▶ _Problem_
Copy, from the data below, each line that has the word "total".

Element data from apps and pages
◇ ◇ ◇ ◇ ◇
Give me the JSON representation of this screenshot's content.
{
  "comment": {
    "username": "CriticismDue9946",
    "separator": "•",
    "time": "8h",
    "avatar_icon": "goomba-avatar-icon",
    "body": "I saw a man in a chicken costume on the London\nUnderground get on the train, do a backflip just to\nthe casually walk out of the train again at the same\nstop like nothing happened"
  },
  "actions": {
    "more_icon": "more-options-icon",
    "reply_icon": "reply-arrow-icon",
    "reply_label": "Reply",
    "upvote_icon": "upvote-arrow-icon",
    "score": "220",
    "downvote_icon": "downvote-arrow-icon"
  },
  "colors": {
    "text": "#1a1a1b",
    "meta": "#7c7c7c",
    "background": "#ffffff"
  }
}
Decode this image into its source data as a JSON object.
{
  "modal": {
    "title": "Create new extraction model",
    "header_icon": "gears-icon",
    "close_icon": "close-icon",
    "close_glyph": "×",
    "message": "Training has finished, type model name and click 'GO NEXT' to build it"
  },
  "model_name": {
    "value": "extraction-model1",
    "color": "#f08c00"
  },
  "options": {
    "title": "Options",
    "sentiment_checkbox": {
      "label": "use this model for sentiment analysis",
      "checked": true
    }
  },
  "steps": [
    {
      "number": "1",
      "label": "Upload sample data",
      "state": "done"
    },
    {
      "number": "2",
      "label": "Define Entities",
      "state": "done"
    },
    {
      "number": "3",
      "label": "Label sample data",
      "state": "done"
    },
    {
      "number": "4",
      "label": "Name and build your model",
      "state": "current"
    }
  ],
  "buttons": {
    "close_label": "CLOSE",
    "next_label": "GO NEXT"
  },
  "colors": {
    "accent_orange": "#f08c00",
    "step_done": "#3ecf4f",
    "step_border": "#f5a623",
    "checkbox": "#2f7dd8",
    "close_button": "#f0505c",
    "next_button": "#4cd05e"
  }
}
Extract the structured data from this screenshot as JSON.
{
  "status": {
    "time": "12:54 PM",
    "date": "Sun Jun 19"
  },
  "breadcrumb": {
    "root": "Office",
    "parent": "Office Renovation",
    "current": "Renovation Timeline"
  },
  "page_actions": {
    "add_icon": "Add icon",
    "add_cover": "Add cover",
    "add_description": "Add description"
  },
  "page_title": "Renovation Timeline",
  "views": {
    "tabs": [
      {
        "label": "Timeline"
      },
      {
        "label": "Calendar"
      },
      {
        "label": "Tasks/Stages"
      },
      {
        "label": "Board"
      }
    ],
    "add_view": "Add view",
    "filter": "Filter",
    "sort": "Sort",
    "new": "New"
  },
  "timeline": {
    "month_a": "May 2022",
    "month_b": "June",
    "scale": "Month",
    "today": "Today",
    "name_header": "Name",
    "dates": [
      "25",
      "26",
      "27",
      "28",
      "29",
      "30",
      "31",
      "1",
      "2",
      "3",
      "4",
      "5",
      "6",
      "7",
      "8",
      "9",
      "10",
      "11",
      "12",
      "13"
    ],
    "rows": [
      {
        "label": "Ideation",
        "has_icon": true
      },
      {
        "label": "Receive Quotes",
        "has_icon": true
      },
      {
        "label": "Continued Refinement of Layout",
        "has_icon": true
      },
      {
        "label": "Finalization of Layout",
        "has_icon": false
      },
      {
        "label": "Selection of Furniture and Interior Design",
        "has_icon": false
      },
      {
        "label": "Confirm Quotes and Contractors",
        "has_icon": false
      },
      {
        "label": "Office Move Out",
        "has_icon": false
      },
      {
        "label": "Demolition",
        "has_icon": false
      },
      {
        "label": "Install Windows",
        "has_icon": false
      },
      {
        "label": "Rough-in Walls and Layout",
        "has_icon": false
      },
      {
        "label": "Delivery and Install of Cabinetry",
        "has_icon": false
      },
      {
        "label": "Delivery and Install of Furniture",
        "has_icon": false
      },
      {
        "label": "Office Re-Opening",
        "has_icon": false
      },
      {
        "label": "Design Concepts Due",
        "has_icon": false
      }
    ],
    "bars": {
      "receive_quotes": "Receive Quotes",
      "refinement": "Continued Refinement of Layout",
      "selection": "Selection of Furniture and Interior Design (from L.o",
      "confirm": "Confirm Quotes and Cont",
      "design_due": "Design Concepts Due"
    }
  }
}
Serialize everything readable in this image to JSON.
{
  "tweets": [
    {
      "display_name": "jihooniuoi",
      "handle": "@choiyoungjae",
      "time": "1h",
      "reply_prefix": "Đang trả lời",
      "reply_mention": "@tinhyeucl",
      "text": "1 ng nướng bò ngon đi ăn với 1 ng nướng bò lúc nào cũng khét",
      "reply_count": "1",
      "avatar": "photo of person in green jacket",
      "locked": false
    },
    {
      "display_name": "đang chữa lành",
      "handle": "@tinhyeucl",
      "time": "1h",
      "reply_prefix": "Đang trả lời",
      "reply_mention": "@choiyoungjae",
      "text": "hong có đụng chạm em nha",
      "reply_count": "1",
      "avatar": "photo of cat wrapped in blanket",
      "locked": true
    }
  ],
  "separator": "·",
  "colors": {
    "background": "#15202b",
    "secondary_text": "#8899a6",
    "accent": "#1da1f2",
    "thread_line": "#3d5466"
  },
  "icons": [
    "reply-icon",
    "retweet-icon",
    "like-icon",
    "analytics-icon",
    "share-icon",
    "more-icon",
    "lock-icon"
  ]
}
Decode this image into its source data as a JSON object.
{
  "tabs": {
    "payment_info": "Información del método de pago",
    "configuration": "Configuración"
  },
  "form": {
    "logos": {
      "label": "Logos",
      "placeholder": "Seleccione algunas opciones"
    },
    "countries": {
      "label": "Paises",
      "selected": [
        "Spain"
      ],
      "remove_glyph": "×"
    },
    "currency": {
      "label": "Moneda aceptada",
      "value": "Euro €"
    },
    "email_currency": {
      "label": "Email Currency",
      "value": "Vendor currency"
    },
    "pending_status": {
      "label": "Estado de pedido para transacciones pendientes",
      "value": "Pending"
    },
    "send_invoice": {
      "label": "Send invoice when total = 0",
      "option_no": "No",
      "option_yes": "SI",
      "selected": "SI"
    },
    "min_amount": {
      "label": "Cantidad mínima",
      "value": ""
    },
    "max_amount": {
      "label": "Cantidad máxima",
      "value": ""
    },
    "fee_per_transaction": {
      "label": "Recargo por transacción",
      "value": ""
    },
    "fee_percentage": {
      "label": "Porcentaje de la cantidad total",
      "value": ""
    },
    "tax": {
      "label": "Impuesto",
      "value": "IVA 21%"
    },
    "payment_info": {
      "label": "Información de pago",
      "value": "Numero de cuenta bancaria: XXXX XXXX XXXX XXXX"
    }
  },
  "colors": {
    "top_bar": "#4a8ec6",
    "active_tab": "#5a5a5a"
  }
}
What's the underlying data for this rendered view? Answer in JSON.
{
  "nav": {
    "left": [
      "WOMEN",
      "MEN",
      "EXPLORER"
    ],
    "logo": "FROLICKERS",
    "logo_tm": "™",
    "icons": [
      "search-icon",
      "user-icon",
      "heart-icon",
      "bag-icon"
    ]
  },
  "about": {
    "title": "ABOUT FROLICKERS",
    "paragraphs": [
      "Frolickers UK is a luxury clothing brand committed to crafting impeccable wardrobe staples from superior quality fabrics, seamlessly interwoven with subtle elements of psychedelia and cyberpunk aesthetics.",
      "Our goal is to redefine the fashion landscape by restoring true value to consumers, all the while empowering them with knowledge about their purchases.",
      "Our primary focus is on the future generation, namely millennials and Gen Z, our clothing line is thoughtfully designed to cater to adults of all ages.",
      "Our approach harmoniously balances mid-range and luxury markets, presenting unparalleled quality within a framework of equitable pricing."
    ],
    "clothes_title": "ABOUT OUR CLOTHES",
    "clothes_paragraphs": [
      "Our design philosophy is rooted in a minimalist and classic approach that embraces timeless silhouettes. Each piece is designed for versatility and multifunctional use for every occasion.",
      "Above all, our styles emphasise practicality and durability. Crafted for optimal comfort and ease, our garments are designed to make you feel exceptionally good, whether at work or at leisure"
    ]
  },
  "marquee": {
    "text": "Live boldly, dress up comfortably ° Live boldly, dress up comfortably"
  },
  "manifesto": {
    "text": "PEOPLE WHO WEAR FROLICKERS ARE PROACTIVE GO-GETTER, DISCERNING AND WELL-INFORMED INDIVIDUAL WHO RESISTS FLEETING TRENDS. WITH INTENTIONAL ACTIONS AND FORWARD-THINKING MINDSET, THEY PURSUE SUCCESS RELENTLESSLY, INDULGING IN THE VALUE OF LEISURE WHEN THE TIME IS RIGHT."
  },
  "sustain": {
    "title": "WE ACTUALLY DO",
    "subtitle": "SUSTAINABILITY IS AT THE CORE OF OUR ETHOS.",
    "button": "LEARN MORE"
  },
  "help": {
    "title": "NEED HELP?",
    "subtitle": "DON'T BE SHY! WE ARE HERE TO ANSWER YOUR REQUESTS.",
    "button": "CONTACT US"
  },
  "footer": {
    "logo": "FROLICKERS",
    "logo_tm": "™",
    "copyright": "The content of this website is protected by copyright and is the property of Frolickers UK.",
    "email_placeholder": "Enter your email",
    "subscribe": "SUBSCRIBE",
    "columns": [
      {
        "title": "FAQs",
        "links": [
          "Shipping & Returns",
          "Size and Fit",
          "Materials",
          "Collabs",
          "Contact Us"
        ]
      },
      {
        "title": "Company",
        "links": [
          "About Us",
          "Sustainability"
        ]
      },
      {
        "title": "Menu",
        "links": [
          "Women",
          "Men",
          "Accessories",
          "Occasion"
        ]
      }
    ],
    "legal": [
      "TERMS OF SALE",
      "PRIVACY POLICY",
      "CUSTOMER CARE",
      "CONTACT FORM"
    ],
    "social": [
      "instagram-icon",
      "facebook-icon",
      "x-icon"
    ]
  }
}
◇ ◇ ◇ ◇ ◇
▶ _Problem solution_
      "label": "Send invoice when total = 0",
      "label": "Porcentaje de la cantidad total",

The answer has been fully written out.